3. Extracting Metadata from Folder Paths
In addition to extracting metadata from file names, you can also extract metadata from folder paths. Folder paths contain valuable information about the location and organization of your digital assets, as well as custom categories that assets fit within that can help end-users refine search results. Many of the folder names within a path can be added to keywords and other metadata fields. These fields can then be used to filter assets across folders and group them together.
To extract metadata from folder paths using Excel, use the Text to Columns function as you did for file names. Take a look at the example below to see how this can help you manage metadata.
As you can see, once this metadata is reformatted in Excel, mapped to the proper fields, and applied to the asset, an end-user can simply search for all the graphics from 2008 rather than clicking through a folder path one folder at a time to find what they need.
4. Making Batch Edits to Metadata
Probably the most powerful feature of Excel is its ability to make large-scale changes to data quickly. This is certainly true for metadata. Sometimes specific keywords become irrelevant, out-of-date, or off-brand and no longer fit your organization’s taxonomy or search method. When this happens, removing or changing metadata across all the assets the keyword is attached to can be extremely time-consuming.
With Excel, however, this task is quick and easy. Once you’ve exported the metadata from your DAM system, you can filter, sort, find, and replace information using all the tools available in Excel. Once your changes have been made, you can then apply them to your assets using software tools, whether in-house, through your DAM platform, or through a DAM consultant like Stacks.
If you want to learn more about how Stacks can help your team apply custom metadata to your assets on a large scale, contact us today! We’re in the business of making DAM headaches disappear.
5. Mapping Metadata to Custom Fields
After separating and organizing your metadata into the different categories of information your organization uses to group and search for assets, those categories need to be mapped to specific fields using either a metadata standard such as IPTC or custom field features in your DAM platform.
Many DAM platforms have sophisticated interfaces that allow users to upload a spreadsheet and map each column to existing or custom metadata fields which have already been created in the platform Contact your platform’s customer success representative to learn more about how you can implement these.
If your team doesn't have a dedicated DAM platform, the task of mapping this metadata may be a bit more complicated. You'll need to map your metadata to pre-existing, standardized metadata fields so it can be embedded into your assets. Take a look at the IPTC Standard metadata fields here to get an idea of the fields available to you. You can then get creative with how you map and use them.

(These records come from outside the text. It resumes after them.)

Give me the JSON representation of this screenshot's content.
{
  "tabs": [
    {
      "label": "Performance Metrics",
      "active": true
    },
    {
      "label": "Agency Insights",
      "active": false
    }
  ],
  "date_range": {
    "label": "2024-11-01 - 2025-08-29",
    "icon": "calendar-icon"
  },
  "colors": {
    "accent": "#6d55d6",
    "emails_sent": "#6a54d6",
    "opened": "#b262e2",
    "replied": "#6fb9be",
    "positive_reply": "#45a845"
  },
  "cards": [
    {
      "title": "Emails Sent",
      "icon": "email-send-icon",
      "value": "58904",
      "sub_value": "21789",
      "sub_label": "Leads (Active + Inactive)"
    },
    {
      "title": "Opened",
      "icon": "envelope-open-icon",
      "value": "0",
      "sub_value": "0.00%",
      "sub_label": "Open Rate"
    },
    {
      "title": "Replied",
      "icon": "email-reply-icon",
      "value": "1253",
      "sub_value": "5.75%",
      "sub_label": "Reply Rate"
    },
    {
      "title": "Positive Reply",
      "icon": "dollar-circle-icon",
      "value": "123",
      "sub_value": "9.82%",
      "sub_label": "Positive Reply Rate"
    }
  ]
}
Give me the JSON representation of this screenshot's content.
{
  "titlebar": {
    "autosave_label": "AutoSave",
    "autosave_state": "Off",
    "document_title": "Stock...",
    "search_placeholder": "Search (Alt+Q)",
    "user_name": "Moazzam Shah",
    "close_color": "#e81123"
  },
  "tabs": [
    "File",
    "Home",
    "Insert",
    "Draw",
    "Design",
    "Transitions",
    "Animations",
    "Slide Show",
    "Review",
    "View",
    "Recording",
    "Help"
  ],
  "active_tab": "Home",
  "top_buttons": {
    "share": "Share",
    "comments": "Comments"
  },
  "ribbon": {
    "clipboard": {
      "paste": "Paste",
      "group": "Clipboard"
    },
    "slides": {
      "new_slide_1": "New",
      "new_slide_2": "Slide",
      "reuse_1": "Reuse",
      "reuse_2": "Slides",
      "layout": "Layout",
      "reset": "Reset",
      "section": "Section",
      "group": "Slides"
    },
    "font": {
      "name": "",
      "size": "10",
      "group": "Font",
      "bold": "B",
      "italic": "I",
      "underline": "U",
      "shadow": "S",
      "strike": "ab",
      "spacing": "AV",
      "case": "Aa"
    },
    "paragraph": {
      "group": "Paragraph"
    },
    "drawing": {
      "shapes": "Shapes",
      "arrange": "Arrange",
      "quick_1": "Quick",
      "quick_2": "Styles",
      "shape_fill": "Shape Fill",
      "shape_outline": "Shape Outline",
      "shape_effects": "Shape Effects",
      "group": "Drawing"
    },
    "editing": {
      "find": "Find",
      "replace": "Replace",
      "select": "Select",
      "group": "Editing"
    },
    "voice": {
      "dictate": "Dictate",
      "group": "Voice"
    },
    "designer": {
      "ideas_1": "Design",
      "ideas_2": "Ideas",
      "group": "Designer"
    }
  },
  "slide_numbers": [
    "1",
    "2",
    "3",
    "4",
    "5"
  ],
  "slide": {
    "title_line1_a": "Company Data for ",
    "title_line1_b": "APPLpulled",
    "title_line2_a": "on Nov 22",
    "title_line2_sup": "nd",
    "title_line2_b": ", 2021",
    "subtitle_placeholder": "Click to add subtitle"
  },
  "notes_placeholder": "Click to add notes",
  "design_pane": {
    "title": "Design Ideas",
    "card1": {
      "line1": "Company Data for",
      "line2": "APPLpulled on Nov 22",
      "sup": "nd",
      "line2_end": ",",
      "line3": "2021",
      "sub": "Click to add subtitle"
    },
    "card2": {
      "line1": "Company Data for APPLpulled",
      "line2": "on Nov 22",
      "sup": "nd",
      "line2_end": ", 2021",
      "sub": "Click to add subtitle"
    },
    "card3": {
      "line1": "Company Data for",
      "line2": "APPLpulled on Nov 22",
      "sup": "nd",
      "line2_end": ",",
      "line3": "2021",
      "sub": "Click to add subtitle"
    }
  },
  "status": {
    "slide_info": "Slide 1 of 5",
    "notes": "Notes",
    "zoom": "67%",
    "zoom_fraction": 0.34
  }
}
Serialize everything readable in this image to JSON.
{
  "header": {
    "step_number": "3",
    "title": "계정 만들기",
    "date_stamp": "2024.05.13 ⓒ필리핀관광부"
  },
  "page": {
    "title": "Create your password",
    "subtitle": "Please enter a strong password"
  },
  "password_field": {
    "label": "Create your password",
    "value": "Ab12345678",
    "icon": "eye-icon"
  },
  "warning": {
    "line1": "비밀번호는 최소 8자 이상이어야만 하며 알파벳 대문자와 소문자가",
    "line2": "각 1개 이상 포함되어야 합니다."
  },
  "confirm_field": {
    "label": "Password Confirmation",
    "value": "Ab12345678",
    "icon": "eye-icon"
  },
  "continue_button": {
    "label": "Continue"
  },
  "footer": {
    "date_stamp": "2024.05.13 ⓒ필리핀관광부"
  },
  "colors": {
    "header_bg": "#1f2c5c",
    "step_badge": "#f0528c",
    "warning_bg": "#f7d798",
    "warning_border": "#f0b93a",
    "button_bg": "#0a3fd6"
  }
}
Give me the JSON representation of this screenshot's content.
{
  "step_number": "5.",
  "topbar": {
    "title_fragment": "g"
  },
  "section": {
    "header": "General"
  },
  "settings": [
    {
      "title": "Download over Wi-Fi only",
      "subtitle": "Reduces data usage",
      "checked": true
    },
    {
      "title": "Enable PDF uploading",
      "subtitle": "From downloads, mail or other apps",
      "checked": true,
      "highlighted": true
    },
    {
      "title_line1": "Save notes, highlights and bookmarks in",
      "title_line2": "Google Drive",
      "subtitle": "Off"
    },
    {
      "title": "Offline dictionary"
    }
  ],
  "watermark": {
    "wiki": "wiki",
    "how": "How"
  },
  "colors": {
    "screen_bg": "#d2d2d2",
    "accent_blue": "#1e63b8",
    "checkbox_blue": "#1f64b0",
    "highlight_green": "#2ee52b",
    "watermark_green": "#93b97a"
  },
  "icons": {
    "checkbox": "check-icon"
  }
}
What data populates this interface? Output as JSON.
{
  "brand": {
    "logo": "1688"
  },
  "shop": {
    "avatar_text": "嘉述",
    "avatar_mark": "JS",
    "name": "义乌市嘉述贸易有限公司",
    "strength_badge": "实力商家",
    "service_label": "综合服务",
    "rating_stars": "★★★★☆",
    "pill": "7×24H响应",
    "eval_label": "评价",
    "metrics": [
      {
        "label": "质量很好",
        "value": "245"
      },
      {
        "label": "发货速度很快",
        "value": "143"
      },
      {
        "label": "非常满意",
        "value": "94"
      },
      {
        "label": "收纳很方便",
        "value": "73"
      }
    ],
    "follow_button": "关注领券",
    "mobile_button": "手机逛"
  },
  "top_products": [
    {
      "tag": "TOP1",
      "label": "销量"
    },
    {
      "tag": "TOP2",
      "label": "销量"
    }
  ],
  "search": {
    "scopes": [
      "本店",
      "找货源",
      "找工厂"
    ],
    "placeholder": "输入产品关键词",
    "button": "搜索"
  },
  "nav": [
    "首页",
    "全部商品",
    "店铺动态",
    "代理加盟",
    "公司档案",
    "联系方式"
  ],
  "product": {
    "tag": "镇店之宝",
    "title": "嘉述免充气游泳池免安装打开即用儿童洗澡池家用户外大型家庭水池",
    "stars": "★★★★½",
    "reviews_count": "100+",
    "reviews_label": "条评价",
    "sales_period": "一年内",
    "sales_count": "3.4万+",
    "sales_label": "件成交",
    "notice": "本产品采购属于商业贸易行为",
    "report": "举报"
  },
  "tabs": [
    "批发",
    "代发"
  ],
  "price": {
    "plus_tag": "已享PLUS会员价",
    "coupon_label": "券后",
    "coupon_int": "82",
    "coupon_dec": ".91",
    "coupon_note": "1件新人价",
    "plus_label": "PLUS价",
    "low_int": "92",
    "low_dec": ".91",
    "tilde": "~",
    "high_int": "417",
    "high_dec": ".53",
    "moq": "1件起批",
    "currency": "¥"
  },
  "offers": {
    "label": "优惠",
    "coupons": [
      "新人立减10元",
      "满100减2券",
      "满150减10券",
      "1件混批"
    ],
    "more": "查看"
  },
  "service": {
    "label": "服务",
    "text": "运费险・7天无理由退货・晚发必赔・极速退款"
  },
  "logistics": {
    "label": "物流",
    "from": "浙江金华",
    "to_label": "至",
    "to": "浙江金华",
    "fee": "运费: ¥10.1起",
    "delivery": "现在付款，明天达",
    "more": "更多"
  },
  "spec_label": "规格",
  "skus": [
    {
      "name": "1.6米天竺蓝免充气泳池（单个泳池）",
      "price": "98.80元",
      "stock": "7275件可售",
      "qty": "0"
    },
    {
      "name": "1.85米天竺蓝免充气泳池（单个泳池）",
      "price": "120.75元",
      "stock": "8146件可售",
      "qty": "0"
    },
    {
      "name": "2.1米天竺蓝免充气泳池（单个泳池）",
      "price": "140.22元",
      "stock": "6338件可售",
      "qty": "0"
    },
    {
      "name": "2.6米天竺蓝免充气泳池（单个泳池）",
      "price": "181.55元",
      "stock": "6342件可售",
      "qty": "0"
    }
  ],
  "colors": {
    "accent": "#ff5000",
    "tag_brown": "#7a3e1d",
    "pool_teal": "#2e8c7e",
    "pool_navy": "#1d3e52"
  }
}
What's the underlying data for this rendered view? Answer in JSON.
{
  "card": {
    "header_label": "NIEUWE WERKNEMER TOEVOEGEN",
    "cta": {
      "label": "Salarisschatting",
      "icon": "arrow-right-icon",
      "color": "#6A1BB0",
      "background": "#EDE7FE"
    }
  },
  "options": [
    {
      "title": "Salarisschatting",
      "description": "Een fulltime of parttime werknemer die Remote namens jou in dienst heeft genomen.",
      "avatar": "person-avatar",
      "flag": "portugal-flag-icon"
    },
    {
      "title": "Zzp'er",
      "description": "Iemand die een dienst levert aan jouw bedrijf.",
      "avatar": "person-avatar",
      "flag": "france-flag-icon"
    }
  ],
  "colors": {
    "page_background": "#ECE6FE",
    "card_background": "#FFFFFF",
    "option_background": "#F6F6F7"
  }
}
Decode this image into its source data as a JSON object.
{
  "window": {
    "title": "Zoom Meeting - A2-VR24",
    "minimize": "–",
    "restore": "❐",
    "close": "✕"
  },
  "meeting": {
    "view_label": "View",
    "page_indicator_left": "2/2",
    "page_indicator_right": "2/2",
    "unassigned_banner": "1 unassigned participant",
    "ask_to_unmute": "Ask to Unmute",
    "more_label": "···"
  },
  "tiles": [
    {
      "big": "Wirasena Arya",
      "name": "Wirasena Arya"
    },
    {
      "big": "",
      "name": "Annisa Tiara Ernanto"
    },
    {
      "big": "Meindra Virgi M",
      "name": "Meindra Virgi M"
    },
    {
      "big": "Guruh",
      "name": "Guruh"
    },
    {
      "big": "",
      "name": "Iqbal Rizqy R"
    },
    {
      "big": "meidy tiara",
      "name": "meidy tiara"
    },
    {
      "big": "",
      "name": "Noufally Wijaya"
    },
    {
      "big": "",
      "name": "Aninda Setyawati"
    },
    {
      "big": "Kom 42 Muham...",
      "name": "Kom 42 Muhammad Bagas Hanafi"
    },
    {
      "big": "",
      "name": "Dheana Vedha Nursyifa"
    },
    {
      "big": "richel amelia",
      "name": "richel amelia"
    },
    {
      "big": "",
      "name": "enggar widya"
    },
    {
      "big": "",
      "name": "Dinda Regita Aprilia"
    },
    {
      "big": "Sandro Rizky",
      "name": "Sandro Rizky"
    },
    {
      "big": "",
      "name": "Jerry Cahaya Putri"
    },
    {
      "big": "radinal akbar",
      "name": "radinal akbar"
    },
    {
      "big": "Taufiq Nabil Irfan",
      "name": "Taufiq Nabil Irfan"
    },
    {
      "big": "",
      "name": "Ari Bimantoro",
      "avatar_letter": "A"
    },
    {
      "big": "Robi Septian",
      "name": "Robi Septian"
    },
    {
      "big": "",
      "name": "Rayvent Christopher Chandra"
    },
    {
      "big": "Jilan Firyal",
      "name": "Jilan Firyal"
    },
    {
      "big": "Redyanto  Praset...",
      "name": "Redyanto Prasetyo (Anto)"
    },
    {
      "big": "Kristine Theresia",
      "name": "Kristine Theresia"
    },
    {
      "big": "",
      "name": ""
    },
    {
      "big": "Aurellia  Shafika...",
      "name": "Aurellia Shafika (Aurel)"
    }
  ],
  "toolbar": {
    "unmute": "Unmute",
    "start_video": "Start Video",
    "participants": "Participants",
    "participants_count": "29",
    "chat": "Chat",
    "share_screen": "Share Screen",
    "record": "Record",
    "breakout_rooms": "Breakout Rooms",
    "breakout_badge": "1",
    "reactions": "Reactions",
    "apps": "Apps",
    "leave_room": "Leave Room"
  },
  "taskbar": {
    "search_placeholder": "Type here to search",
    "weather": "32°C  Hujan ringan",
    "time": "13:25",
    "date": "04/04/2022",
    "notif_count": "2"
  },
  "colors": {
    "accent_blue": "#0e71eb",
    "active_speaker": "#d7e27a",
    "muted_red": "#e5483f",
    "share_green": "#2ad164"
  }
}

Once you’ve mapped your categories to these standardized fields, you’ll need to work with a developer or software provider in-house or with an external firm to apply that metadata to your assets. If you need help solving this problem, have questions about this process, or want to hear how Stacks can help, contact us today!